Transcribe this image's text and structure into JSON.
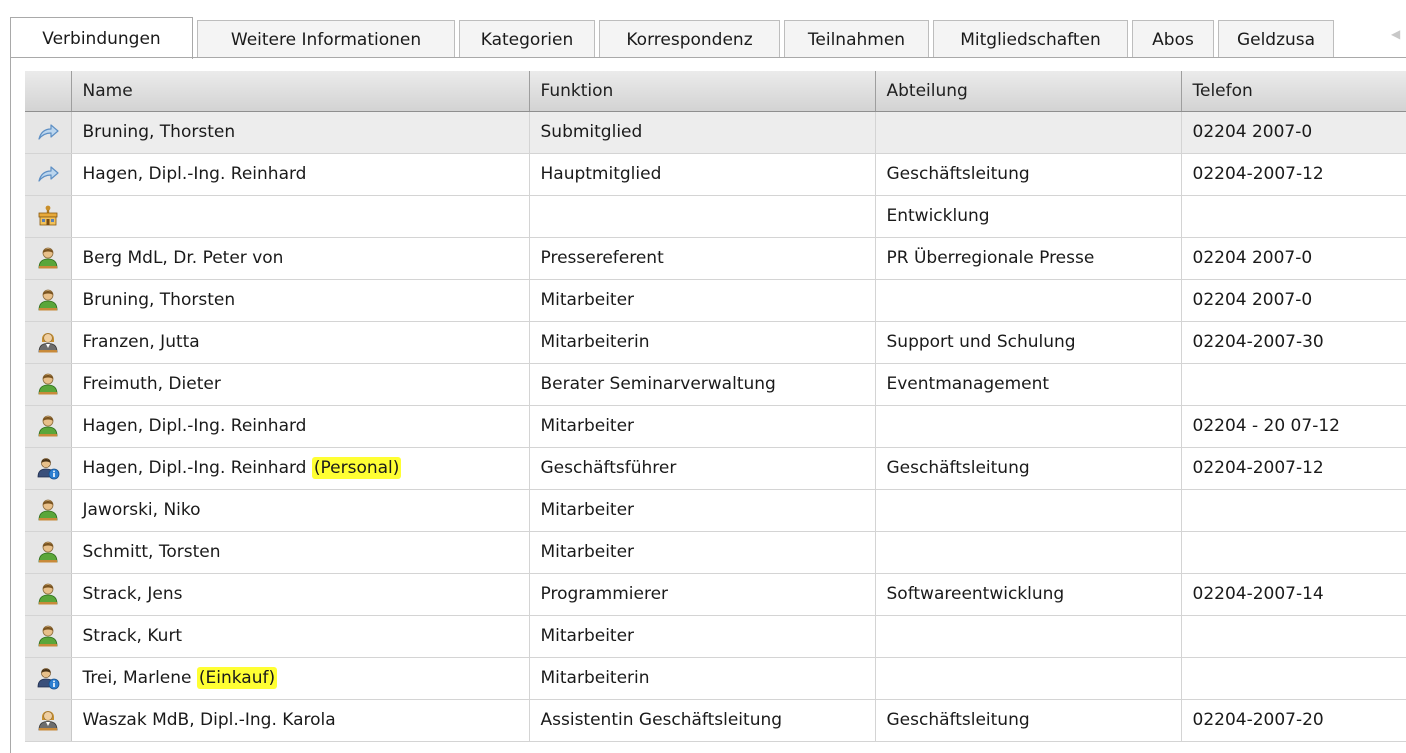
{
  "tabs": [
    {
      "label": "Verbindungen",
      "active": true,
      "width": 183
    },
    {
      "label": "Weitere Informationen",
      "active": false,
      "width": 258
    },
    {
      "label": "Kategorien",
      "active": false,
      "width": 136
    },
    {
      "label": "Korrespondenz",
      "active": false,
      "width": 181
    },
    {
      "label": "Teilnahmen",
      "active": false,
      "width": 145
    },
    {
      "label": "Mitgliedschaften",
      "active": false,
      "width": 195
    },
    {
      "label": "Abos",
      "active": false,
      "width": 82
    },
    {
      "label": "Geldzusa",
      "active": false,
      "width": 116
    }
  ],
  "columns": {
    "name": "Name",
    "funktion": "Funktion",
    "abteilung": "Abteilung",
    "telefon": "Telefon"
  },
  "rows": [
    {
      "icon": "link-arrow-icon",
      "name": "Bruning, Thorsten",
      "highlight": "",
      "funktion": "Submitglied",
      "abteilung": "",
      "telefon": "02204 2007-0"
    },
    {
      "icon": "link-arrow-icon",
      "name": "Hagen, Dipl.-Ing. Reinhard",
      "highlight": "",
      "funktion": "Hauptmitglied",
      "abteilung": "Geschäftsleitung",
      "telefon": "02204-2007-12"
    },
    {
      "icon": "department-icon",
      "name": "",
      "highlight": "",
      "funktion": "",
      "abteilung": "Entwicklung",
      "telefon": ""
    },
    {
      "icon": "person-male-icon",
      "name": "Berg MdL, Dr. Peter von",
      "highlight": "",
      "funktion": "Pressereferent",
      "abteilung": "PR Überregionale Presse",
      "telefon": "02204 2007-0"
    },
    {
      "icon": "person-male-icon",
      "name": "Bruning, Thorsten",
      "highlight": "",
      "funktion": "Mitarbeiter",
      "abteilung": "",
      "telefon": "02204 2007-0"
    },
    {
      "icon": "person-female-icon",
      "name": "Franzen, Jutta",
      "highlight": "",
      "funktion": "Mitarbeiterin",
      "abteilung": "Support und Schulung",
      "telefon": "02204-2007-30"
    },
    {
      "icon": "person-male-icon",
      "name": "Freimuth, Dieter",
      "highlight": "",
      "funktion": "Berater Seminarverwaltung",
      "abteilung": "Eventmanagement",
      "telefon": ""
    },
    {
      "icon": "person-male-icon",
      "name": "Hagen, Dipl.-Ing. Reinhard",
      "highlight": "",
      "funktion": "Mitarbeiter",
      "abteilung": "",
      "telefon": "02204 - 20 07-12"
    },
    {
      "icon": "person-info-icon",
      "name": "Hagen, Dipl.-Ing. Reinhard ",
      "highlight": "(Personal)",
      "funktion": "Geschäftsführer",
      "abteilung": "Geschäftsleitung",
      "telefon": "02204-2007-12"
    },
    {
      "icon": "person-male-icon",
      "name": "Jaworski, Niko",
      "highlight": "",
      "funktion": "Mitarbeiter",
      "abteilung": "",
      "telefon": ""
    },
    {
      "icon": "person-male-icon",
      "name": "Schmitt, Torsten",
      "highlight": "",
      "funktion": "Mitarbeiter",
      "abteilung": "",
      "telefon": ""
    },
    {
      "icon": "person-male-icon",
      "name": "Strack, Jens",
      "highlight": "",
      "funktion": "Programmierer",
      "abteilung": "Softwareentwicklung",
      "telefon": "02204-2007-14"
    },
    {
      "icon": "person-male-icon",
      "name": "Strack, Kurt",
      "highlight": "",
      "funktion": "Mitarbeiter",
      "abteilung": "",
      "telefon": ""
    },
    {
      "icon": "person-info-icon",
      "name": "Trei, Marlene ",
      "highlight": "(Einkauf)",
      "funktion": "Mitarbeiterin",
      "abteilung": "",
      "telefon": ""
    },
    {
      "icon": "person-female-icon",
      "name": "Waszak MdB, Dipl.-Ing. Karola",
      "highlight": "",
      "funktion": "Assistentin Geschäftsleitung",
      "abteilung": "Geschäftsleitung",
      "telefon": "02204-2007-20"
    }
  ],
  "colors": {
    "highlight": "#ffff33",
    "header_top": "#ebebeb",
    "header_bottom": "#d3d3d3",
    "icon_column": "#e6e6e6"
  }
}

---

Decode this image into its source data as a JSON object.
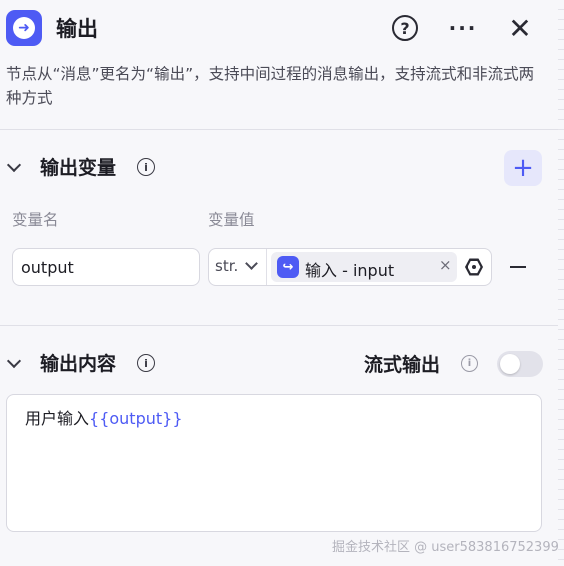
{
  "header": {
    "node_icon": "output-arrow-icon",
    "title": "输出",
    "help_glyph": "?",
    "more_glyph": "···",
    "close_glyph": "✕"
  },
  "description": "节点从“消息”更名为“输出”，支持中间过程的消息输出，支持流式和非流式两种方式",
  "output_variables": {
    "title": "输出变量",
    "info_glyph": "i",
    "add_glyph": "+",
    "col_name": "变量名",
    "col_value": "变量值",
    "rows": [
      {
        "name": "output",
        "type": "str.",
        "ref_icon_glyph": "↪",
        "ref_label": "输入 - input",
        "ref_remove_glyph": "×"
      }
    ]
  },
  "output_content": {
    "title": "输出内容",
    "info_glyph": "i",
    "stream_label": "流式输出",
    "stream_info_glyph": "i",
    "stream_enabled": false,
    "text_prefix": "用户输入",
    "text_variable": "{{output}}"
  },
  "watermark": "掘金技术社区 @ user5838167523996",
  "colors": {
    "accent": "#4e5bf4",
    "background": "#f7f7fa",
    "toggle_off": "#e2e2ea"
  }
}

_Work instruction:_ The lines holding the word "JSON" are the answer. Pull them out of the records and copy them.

_Solution for this task:_
Transcribe this image's text and structure into JSON.
Decode this image into its source data as a JSON object.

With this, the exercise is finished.